[SUPPLIED INFORMATION]

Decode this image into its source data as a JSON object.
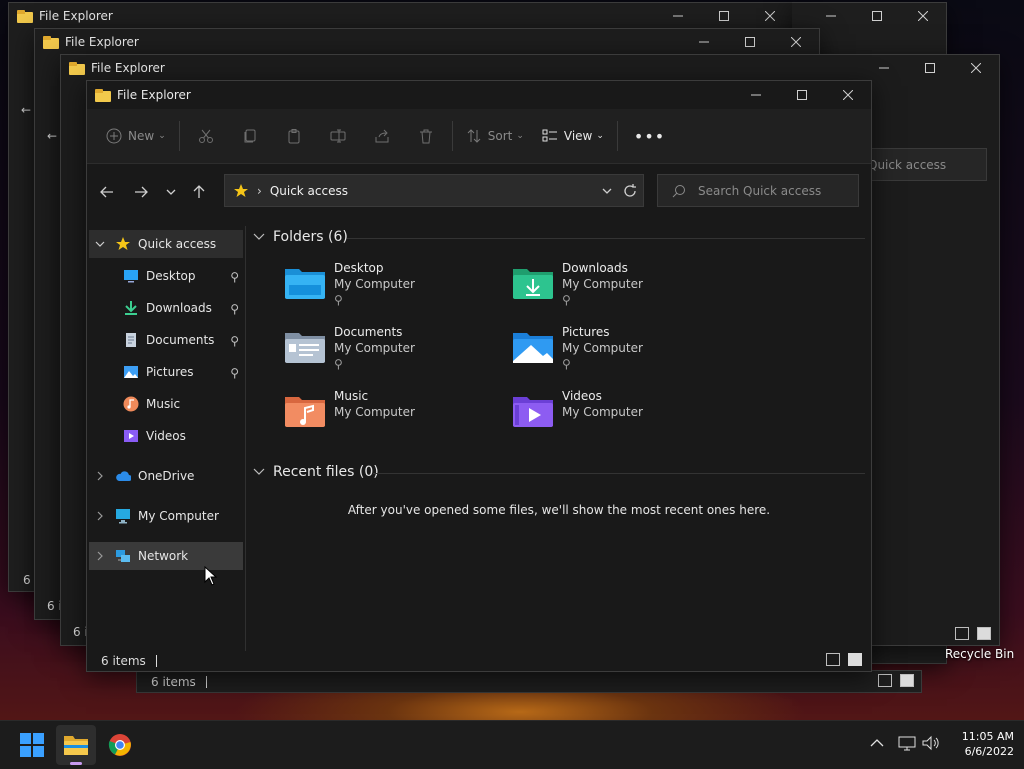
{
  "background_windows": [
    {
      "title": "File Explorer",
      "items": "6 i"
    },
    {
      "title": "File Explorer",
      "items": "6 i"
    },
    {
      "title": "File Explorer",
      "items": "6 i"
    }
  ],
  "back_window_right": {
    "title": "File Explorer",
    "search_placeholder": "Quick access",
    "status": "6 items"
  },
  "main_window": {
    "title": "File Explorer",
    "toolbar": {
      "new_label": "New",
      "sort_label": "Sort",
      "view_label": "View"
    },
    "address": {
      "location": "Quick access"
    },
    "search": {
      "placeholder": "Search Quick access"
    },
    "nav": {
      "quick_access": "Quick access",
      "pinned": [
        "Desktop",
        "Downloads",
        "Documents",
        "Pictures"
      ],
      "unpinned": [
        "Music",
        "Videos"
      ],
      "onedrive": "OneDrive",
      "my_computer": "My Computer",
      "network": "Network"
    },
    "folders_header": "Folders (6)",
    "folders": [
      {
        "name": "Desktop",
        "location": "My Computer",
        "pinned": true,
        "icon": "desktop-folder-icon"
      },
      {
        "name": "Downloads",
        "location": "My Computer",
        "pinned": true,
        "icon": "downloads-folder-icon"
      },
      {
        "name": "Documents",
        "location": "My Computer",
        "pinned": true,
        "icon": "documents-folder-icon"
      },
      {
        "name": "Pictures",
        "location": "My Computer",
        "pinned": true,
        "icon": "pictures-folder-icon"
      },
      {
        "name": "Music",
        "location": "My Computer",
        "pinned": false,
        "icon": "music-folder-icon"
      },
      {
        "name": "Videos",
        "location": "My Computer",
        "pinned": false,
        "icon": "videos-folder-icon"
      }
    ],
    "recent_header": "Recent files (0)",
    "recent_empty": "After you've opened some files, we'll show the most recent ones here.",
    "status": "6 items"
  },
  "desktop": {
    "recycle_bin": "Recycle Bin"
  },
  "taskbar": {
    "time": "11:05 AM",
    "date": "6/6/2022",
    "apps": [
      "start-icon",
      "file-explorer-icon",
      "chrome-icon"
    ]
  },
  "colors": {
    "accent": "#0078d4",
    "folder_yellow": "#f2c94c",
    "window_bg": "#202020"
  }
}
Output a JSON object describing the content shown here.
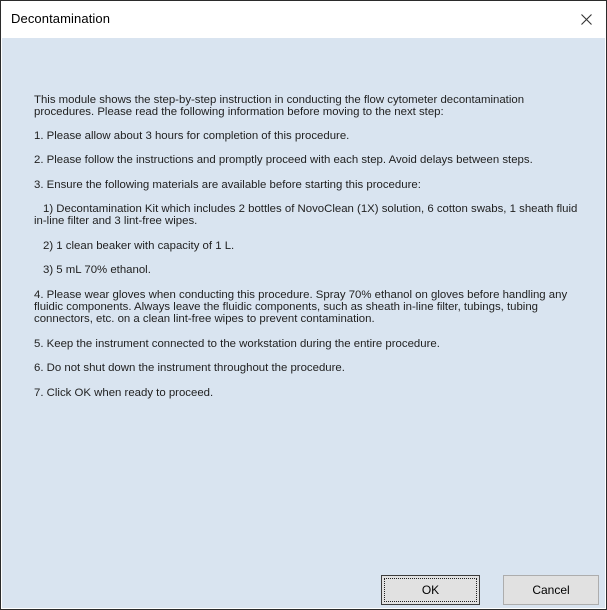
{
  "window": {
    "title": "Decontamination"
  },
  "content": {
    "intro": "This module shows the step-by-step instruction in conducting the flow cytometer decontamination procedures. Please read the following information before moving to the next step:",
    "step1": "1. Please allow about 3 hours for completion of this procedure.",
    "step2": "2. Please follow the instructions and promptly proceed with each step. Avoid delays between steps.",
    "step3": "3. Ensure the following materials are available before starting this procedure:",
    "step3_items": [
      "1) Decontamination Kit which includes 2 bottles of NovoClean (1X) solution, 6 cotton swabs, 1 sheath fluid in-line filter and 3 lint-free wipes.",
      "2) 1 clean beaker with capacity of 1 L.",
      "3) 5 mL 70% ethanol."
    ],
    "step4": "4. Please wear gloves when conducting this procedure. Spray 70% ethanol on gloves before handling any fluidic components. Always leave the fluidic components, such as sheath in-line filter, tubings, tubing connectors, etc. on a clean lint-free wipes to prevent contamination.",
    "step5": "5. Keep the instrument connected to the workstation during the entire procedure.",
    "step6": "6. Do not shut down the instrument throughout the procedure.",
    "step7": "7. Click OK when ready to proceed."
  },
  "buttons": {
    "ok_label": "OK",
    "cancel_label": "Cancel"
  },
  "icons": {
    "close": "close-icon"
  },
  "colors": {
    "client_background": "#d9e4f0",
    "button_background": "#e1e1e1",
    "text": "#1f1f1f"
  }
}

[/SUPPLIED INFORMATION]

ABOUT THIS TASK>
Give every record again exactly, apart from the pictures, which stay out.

RESPONSE FOR THIS EXERCISE>
Decode this image into its source data as a JSON object.
{
  "background_windows": [
    {
      "title": "File Explorer",
      "items": "6 i"
    },
    {
      "title": "File Explorer",
      "items": "6 i"
    },
    {
      "title": "File Explorer",
      "items": "6 i"
    }
  ],
  "back_window_right": {
    "title": "File Explorer",
    "search_placeholder": "Quick access",
    "status": "6 items"
  },
  "main_window": {
    "title": "File Explorer",
    "toolbar": {
      "new_label": "New",
      "sort_label": "Sort",
      "view_label": "View"
    },
    "address": {
      "location": "Quick access"
    },
    "search": {
      "placeholder": "Search Quick access"
    },
    "nav": {
      "quick_access": "Quick access",
      "pinned": [
        "Desktop",
        "Downloads",
        "Documents",
        "Pictures"
      ],
      "unpinned": [
        "Music",
        "Videos"
      ],
      "onedrive": "OneDrive",
      "my_computer": "My Computer",
      "network": "Network"
    },
    "folders_header": "Folders (6)",
    "folders": [
      {
        "name": "Desktop",
        "location": "My Computer",
        "pinned": true,
        "icon": "desktop-folder-icon"
      },
      {
        "name": "Downloads",
        "location": "My Computer",
        "pinned": true,
        "icon": "downloads-folder-icon"
      },
      {
        "name": "Documents",
        "location": "My Computer",
        "pinned": true,
        "icon": "documents-folder-icon"
      },
      {
        "name": "Pictures",
        "location": "My Computer",
        "pinned": true,
        "icon": "pictures-folder-icon"
      },
      {
        "name": "Music",
        "location": "My Computer",
        "pinned": false,
        "icon": "music-folder-icon"
      },
      {
        "name": "Videos",
        "location": "My Computer",
        "pinned": false,
        "icon": "videos-folder-icon"
      }
    ],
    "recent_header": "Recent files (0)",
    "recent_empty": "After you've opened some files, we'll show the most recent ones here.",
    "status": "6 items"
  },
  "desktop": {
    "recycle_bin": "Recycle Bin"
  },
  "taskbar": {
    "time": "11:05 AM",
    "date": "6/6/2022",
    "apps": [
      "start-icon",
      "file-explorer-icon",
      "chrome-icon"
    ]
  },
  "colors": {
    "accent": "#0078d4",
    "folder_yellow": "#f2c94c",
    "window_bg": "#202020"
  }
}
Output a JSON object describing the content shown here.
{
  "window": {
    "title": "Decontamination"
  },
  "content": {
    "intro": "This module shows the step-by-step instruction in conducting the flow cytometer decontamination procedures. Please read the following information before moving to the next step:",
    "step1": "1. Please allow about 3 hours for completion of this procedure.",
    "step2": "2. Please follow the instructions and promptly proceed with each step. Avoid delays between steps.",
    "step3": "3. Ensure the following materials are available before starting this procedure:",
    "step3_items": [
      "1) Decontamination Kit which includes 2 bottles of NovoClean (1X) solution, 6 cotton swabs, 1 sheath fluid in-line filter and 3 lint-free wipes.",
      "2) 1 clean beaker with capacity of 1 L.",
      "3) 5 mL 70% ethanol."
    ],
    "step4": "4. Please wear gloves when conducting this procedure. Spray 70% ethanol on gloves before handling any fluidic components. Always leave the fluidic components, such as sheath in-line filter, tubings, tubing connectors, etc. on a clean lint-free wipes to prevent contamination.",
    "step5": "5. Keep the instrument connected to the workstation during the entire procedure.",
    "step6": "6. Do not shut down the instrument throughout the procedure.",
    "step7": "7. Click OK when ready to proceed."
  },
  "buttons": {
    "ok_label": "OK",
    "cancel_label": "Cancel"
  },
  "icons": {
    "close": "close-icon"
  },
  "colors": {
    "client_background": "#d9e4f0",
    "button_background": "#e1e1e1",
    "text": "#1f1f1f"
  }
}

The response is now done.